(Entries from a dataset of interfaces)
·····

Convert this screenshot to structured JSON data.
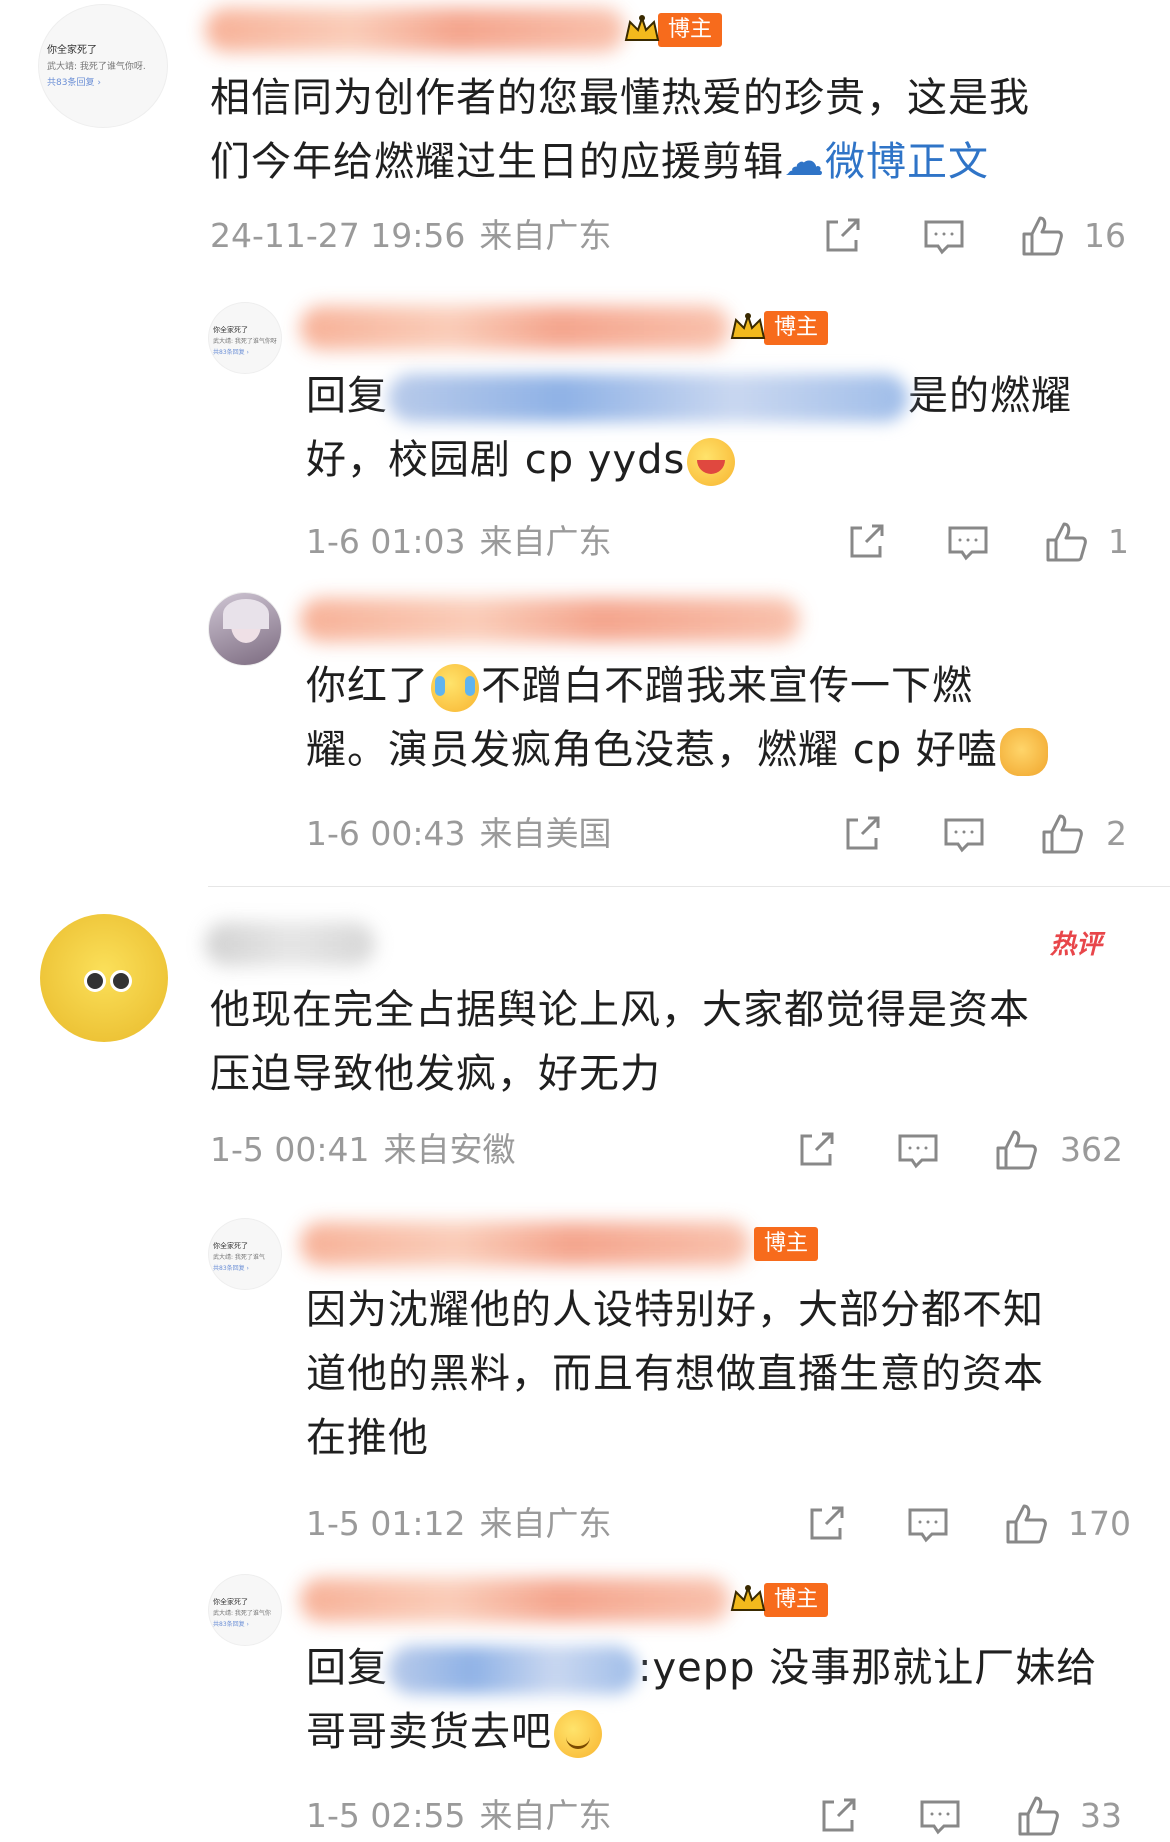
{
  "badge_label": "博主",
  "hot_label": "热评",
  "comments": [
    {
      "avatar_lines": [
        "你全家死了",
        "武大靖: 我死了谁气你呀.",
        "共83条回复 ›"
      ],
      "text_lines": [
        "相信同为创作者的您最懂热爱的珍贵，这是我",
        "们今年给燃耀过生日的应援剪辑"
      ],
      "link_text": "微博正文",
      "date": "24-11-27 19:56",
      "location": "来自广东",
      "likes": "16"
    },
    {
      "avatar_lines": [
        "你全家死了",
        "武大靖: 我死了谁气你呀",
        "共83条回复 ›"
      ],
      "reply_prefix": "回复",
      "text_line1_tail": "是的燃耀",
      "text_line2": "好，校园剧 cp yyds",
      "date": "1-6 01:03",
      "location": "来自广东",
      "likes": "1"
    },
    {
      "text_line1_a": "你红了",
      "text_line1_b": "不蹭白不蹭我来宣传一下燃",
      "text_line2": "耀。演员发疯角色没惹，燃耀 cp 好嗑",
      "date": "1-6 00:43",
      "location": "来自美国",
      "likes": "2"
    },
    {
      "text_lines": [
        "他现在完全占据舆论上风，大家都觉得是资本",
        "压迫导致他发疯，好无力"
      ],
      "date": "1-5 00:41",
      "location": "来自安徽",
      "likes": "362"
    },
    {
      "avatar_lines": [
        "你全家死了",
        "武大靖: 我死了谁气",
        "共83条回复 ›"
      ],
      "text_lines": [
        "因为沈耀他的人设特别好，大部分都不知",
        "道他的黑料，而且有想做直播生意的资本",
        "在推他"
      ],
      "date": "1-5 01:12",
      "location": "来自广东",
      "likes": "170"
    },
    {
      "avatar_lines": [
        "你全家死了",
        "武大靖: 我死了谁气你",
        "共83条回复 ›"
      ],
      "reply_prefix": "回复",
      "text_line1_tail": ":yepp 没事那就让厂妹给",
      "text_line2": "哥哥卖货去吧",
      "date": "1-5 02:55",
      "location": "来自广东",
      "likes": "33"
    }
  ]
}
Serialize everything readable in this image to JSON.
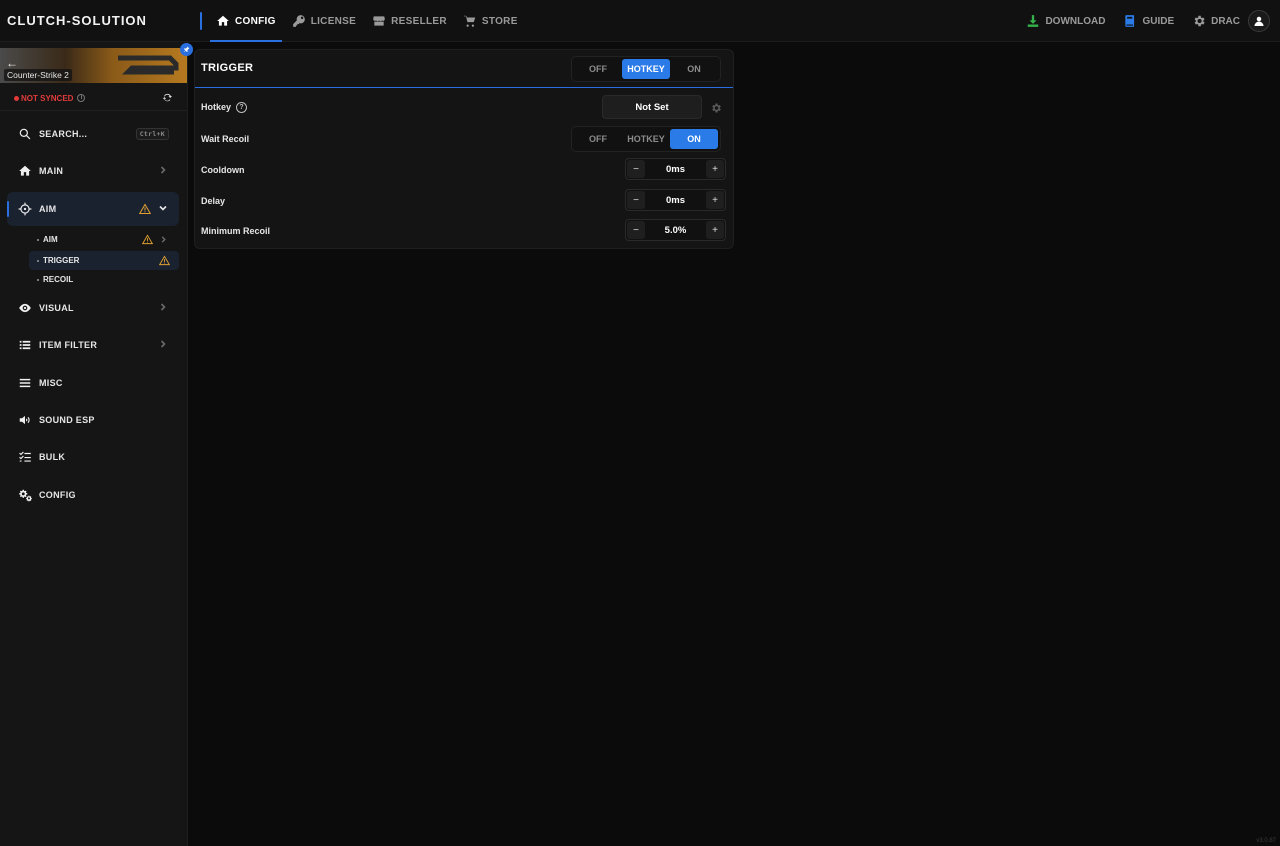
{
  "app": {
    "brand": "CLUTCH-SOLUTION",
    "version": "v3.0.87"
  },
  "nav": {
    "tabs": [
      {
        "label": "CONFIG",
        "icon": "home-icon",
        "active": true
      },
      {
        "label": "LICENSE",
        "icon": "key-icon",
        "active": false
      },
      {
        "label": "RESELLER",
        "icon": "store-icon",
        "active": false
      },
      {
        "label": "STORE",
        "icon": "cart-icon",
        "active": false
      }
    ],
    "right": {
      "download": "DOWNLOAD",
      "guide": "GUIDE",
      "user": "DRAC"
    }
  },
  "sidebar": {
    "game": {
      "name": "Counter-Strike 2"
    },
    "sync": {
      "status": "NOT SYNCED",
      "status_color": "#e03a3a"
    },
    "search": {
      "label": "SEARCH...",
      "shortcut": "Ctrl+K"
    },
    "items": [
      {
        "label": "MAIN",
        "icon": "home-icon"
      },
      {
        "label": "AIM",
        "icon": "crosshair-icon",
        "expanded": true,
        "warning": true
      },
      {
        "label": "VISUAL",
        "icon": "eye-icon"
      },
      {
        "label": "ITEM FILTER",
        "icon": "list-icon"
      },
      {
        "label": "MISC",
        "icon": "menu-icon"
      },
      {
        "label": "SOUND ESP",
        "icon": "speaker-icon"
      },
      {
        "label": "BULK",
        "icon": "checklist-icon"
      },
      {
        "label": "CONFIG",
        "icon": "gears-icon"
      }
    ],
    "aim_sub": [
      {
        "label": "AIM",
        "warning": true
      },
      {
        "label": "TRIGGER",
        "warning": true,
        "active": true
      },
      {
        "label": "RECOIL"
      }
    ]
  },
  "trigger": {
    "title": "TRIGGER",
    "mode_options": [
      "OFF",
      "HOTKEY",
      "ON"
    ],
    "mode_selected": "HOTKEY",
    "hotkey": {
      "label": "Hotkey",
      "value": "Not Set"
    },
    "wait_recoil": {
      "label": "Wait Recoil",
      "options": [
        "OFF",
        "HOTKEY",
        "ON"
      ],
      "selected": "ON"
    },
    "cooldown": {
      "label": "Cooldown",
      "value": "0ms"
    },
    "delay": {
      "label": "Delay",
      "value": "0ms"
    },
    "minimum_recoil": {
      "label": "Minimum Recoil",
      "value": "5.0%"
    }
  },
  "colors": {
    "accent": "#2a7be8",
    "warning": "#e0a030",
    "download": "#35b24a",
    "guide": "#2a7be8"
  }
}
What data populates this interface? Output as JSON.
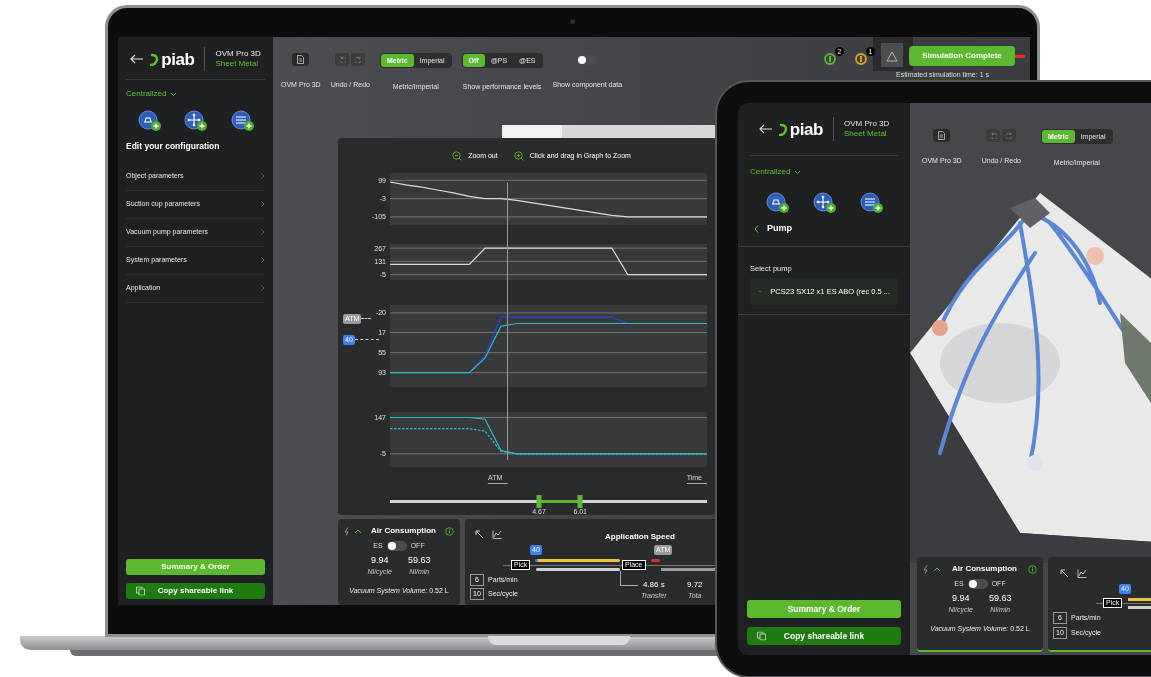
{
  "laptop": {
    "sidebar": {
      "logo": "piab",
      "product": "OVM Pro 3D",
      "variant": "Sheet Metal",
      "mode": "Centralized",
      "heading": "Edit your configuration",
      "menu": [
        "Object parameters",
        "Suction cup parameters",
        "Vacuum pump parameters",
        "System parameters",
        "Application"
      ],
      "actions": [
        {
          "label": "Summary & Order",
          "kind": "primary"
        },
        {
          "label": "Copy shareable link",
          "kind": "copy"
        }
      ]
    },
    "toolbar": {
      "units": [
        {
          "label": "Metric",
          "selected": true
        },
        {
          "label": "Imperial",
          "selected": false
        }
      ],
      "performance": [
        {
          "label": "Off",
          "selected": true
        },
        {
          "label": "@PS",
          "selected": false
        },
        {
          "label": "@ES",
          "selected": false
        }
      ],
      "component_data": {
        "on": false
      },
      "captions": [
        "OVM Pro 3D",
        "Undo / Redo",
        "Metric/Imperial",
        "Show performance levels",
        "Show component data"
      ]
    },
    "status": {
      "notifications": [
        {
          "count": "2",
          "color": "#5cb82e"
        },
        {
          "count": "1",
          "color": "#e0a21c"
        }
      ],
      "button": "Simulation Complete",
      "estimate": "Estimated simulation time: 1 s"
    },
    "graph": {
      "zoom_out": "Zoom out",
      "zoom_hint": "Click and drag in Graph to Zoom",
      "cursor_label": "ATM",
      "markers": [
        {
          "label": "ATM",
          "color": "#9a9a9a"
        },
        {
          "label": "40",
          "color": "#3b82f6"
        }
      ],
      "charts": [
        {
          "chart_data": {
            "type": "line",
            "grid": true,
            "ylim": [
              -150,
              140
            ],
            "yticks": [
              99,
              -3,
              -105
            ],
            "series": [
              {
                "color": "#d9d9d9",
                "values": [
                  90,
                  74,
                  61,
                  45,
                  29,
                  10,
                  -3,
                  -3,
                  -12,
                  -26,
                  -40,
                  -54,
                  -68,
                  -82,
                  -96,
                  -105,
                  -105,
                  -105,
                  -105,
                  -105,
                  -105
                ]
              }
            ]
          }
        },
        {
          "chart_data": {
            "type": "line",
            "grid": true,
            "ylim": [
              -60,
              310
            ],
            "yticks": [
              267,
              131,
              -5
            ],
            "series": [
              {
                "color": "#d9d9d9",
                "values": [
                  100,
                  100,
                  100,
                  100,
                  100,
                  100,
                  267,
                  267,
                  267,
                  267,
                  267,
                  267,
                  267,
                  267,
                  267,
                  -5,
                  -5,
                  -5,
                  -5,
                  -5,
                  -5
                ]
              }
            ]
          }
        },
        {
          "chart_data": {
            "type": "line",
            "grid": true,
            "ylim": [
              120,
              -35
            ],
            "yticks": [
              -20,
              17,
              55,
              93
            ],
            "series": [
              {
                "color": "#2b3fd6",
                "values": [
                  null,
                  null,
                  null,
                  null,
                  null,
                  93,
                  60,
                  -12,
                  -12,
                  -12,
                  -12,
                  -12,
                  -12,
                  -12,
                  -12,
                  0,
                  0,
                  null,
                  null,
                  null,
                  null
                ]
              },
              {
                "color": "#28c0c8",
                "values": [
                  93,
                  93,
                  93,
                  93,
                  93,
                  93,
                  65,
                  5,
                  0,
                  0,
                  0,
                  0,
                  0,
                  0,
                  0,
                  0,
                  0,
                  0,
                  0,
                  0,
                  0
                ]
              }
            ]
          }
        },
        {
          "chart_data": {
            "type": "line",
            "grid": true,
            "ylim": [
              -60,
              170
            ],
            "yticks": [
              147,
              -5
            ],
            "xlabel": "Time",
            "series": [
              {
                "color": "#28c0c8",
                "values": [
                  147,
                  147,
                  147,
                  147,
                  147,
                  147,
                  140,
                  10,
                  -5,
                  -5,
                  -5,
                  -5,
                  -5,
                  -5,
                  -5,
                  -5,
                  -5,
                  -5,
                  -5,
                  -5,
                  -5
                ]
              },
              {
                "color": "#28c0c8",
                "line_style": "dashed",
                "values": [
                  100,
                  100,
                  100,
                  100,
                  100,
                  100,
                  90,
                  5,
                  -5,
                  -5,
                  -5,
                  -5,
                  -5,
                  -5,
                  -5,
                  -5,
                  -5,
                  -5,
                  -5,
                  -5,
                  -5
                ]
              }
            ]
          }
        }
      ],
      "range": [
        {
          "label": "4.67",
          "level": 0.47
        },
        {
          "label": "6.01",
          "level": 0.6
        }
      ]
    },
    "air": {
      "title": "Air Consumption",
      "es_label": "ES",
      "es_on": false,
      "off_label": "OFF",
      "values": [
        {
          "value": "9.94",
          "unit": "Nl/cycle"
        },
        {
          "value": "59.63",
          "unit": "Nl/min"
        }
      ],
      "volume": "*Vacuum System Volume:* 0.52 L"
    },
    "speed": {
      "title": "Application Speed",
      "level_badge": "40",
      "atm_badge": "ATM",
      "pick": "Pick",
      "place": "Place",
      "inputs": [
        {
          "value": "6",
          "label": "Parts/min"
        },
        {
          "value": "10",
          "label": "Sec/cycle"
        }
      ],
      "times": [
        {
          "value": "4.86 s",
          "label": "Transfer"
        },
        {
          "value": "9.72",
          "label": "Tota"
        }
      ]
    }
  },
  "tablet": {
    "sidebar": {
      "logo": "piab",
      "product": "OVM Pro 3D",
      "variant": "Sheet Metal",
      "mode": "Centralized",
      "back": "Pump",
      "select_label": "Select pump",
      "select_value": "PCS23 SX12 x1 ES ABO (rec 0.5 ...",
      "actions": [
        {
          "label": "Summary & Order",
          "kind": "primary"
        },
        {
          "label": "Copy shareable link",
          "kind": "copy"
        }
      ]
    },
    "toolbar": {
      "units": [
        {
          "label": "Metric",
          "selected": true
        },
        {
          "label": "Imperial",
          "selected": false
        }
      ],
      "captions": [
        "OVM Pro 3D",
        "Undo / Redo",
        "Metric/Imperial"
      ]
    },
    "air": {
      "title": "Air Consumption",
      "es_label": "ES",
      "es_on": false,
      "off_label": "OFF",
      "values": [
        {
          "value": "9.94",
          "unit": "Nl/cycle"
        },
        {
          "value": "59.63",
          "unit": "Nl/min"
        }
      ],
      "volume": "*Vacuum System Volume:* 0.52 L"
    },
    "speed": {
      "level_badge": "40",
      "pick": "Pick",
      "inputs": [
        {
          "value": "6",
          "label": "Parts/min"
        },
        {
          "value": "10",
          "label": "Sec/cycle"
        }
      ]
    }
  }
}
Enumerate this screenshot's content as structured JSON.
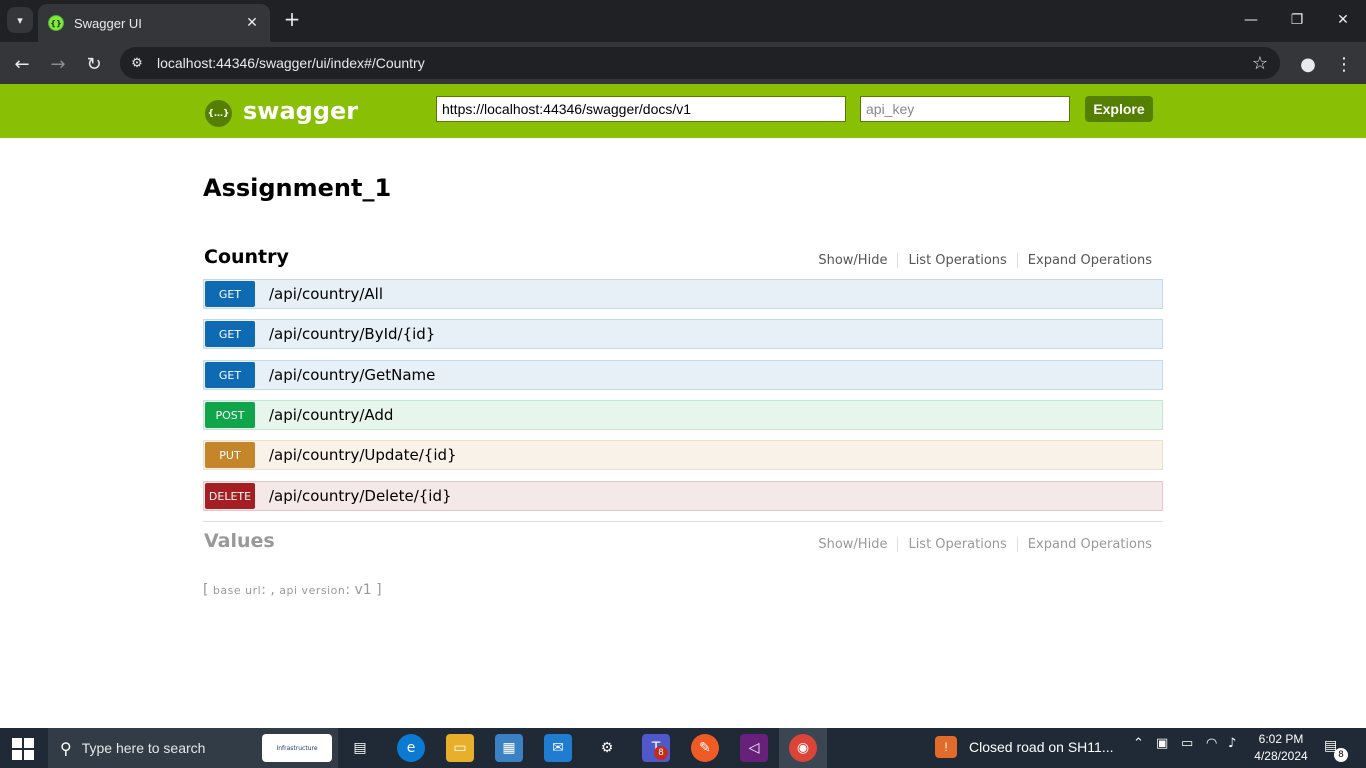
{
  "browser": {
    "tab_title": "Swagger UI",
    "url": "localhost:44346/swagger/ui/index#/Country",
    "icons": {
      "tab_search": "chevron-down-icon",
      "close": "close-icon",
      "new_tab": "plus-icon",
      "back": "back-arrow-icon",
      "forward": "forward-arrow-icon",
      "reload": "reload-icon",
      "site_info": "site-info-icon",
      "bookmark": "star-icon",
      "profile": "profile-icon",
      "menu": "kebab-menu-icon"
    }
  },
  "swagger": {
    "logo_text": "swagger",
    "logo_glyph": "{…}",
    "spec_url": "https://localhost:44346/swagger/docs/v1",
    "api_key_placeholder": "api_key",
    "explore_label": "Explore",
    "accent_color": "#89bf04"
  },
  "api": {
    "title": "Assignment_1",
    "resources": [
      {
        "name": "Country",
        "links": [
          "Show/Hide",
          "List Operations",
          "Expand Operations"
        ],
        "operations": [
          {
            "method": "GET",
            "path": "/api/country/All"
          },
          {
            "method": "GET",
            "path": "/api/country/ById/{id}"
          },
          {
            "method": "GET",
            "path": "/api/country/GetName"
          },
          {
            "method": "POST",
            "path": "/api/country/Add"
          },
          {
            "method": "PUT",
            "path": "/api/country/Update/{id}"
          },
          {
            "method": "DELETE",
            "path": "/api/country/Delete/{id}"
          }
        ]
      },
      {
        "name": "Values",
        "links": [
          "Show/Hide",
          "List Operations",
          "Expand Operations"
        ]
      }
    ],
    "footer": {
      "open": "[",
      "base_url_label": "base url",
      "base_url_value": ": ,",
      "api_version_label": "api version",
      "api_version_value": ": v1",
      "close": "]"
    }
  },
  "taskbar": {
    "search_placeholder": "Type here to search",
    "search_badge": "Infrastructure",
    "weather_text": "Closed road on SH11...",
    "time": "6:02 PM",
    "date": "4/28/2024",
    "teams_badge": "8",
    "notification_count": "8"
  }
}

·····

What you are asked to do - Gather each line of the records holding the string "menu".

Solution -
        "icon": "menu-icon"
      "menu": [
      "menu": "kebab-menu-icon"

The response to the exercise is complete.